▶ DATA PROVIDED:
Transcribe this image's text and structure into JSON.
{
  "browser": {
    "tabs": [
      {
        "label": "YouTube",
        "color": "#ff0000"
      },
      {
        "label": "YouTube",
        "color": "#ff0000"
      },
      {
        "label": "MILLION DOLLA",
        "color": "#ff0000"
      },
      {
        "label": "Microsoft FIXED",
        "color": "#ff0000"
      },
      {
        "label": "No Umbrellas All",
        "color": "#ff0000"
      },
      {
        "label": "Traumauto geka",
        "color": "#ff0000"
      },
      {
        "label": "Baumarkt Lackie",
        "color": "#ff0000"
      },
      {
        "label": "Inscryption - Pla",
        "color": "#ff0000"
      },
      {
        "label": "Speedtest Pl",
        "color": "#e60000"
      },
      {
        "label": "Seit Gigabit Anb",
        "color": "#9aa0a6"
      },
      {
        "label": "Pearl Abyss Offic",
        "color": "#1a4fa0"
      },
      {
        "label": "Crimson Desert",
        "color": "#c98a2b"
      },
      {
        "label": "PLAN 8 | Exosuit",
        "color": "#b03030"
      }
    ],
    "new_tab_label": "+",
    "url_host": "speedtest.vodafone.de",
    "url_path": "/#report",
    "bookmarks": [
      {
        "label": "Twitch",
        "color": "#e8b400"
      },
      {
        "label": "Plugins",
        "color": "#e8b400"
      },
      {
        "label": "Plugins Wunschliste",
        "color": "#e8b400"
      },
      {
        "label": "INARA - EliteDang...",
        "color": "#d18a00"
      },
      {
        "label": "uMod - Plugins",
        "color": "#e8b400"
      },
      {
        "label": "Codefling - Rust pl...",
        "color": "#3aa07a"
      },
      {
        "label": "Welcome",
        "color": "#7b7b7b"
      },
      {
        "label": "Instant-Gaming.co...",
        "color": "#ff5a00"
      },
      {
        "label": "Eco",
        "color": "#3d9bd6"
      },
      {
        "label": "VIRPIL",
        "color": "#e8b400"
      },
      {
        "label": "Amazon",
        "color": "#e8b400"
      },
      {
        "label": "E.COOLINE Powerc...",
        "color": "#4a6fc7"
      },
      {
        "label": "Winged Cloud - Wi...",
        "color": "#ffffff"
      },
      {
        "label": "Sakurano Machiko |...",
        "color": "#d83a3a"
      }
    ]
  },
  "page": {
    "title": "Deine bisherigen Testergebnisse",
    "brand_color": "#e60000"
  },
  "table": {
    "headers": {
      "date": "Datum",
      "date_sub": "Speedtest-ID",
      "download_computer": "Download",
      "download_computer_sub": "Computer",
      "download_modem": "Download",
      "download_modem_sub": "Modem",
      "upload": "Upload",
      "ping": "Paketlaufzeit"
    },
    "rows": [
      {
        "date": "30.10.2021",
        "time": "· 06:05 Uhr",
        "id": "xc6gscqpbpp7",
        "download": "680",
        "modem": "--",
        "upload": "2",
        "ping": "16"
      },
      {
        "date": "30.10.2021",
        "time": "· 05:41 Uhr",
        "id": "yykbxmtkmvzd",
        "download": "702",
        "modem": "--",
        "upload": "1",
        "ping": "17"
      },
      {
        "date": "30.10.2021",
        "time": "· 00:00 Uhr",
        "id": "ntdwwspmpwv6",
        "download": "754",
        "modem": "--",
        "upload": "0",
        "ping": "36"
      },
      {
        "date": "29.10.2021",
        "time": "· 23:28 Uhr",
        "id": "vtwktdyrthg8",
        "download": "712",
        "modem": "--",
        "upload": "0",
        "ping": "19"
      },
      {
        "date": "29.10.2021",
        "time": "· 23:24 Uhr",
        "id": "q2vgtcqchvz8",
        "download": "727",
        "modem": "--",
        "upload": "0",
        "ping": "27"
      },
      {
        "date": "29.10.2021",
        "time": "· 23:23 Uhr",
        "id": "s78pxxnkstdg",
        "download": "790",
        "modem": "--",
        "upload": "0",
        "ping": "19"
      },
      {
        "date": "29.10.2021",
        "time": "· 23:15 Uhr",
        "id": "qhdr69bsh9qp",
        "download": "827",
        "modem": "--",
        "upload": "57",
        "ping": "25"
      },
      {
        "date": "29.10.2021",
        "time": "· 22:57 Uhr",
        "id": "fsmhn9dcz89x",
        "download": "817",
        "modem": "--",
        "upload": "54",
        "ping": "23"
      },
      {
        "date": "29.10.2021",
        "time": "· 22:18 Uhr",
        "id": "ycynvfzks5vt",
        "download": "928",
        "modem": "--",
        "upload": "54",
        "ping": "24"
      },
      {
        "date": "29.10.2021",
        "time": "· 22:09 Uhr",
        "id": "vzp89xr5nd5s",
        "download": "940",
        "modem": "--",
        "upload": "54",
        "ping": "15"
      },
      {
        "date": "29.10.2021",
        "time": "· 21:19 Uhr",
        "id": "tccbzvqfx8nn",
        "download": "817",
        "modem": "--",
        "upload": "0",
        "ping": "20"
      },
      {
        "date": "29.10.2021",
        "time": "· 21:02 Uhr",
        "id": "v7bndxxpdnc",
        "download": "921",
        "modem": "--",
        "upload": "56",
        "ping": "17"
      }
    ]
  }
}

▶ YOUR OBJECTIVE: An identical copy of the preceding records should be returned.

▶ OUTPUT FOR THIS TASK:
Transcribe this image's text and structure into JSON.
{
  "browser": {
    "tabs": [
      {
        "label": "YouTube",
        "color": "#ff0000"
      },
      {
        "label": "YouTube",
        "color": "#ff0000"
      },
      {
        "label": "MILLION DOLLA",
        "color": "#ff0000"
      },
      {
        "label": "Microsoft FIXED",
        "color": "#ff0000"
      },
      {
        "label": "No Umbrellas All",
        "color": "#ff0000"
      },
      {
        "label": "Traumauto geka",
        "color": "#ff0000"
      },
      {
        "label": "Baumarkt Lackie",
        "color": "#ff0000"
      },
      {
        "label": "Inscryption - Pla",
        "color": "#ff0000"
      },
      {
        "label": "Speedtest Pl",
        "color": "#e60000"
      },
      {
        "label": "Seit Gigabit Anb",
        "color": "#9aa0a6"
      },
      {
        "label": "Pearl Abyss Offic",
        "color": "#1a4fa0"
      },
      {
        "label": "Crimson Desert",
        "color": "#c98a2b"
      },
      {
        "label": "PLAN 8 | Exosuit",
        "color": "#b03030"
      }
    ],
    "new_tab_label": "+",
    "url_host": "speedtest.vodafone.de",
    "url_path": "/#report",
    "bookmarks": [
      {
        "label": "Twitch",
        "color": "#e8b400"
      },
      {
        "label": "Plugins",
        "color": "#e8b400"
      },
      {
        "label": "Plugins Wunschliste",
        "color": "#e8b400"
      },
      {
        "label": "INARA - EliteDang...",
        "color": "#d18a00"
      },
      {
        "label": "uMod - Plugins",
        "color": "#e8b400"
      },
      {
        "label": "Codefling - Rust pl...",
        "color": "#3aa07a"
      },
      {
        "label": "Welcome",
        "color": "#7b7b7b"
      },
      {
        "label": "Instant-Gaming.co...",
        "color": "#ff5a00"
      },
      {
        "label": "Eco",
        "color": "#3d9bd6"
      },
      {
        "label": "VIRPIL",
        "color": "#e8b400"
      },
      {
        "label": "Amazon",
        "color": "#e8b400"
      },
      {
        "label": "E.COOLINE Powerc...",
        "color": "#4a6fc7"
      },
      {
        "label": "Winged Cloud - Wi...",
        "color": "#ffffff"
      },
      {
        "label": "Sakurano Machiko |...",
        "color": "#d83a3a"
      }
    ]
  },
  "page": {
    "title": "Deine bisherigen Testergebnisse",
    "brand_color": "#e60000"
  },
  "table": {
    "headers": {
      "date": "Datum",
      "date_sub": "Speedtest-ID",
      "download_computer": "Download",
      "download_computer_sub": "Computer",
      "download_modem": "Download",
      "download_modem_sub": "Modem",
      "upload": "Upload",
      "ping": "Paketlaufzeit"
    },
    "rows": [
      {
        "date": "30.10.2021",
        "time": "· 06:05 Uhr",
        "id": "xc6gscqpbpp7",
        "download": "680",
        "modem": "--",
        "upload": "2",
        "ping": "16"
      },
      {
        "date": "30.10.2021",
        "time": "· 05:41 Uhr",
        "id": "yykbxmtkmvzd",
        "download": "702",
        "modem": "--",
        "upload": "1",
        "ping": "17"
      },
      {
        "date": "30.10.2021",
        "time": "· 00:00 Uhr",
        "id": "ntdwwspmpwv6",
        "download": "754",
        "modem": "--",
        "upload": "0",
        "ping": "36"
      },
      {
        "date": "29.10.2021",
        "time": "· 23:28 Uhr",
        "id": "vtwktdyrthg8",
        "download": "712",
        "modem": "--",
        "upload": "0",
        "ping": "19"
      },
      {
        "date": "29.10.2021",
        "time": "· 23:24 Uhr",
        "id": "q2vgtcqchvz8",
        "download": "727",
        "modem": "--",
        "upload": "0",
        "ping": "27"
      },
      {
        "date": "29.10.2021",
        "time": "· 23:23 Uhr",
        "id": "s78pxxnkstdg",
        "download": "790",
        "modem": "--",
        "upload": "0",
        "ping": "19"
      },
      {
        "date": "29.10.2021",
        "time": "· 23:15 Uhr",
        "id": "qhdr69bsh9qp",
        "download": "827",
        "modem": "--",
        "upload": "57",
        "ping": "25"
      },
      {
        "date": "29.10.2021",
        "time": "· 22:57 Uhr",
        "id": "fsmhn9dcz89x",
        "download": "817",
        "modem": "--",
        "upload": "54",
        "ping": "23"
      },
      {
        "date": "29.10.2021",
        "time": "· 22:18 Uhr",
        "id": "ycynvfzks5vt",
        "download": "928",
        "modem": "--",
        "upload": "54",
        "ping": "24"
      },
      {
        "date": "29.10.2021",
        "time": "· 22:09 Uhr",
        "id": "vzp89xr5nd5s",
        "download": "940",
        "modem": "--",
        "upload": "54",
        "ping": "15"
      },
      {
        "date": "29.10.2021",
        "time": "· 21:19 Uhr",
        "id": "tccbzvqfx8nn",
        "download": "817",
        "modem": "--",
        "upload": "0",
        "ping": "20"
      },
      {
        "date": "29.10.2021",
        "time": "· 21:02 Uhr",
        "id": "v7bndxxpdnc",
        "download": "921",
        "modem": "--",
        "upload": "56",
        "ping": "17"
      }
    ]
  }
}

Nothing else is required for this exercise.